* **WHAT TO PRODUCE**: Nothing in the records below should be altered when they are retyped.

DATA FOR THIS EXERCISE section start

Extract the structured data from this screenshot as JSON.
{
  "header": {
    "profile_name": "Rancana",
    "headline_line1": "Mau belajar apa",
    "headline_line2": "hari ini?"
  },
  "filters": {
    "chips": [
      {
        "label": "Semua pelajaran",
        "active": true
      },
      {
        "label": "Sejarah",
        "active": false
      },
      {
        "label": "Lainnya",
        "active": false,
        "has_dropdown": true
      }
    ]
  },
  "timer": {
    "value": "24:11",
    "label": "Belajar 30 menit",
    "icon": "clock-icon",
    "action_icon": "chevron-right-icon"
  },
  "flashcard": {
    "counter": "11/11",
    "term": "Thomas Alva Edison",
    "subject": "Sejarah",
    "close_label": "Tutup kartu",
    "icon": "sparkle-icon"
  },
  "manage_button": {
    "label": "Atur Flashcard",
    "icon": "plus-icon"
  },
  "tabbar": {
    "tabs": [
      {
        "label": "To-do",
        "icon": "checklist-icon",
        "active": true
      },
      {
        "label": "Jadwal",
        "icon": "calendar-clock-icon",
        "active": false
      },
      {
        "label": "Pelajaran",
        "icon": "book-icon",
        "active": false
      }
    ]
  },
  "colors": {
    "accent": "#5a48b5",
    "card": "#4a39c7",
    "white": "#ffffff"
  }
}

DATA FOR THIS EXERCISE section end

* **RESULT**:
Extract the structured data from this screenshot as JSON.
{
  "header": {
    "profile_name": "Rancana",
    "headline_line1": "Mau belajar apa",
    "headline_line2": "hari ini?"
  },
  "filters": {
    "chips": [
      {
        "label": "Semua pelajaran",
        "active": true
      },
      {
        "label": "Sejarah",
        "active": false
      },
      {
        "label": "Lainnya",
        "active": false,
        "has_dropdown": true
      }
    ]
  },
  "timer": {
    "value": "24:11",
    "label": "Belajar 30 menit",
    "icon": "clock-icon",
    "action_icon": "chevron-right-icon"
  },
  "flashcard": {
    "counter": "11/11",
    "term": "Thomas Alva Edison",
    "subject": "Sejarah",
    "close_label": "Tutup kartu",
    "icon": "sparkle-icon"
  },
  "manage_button": {
    "label": "Atur Flashcard",
    "icon": "plus-icon"
  },
  "tabbar": {
    "tabs": [
      {
        "label": "To-do",
        "icon": "checklist-icon",
        "active": true
      },
      {
        "label": "Jadwal",
        "icon": "calendar-clock-icon",
        "active": false
      },
      {
        "label": "Pelajaran",
        "icon": "book-icon",
        "active": false
      }
    ]
  },
  "colors": {
    "accent": "#5a48b5",
    "card": "#4a39c7",
    "white": "#ffffff"
  }
}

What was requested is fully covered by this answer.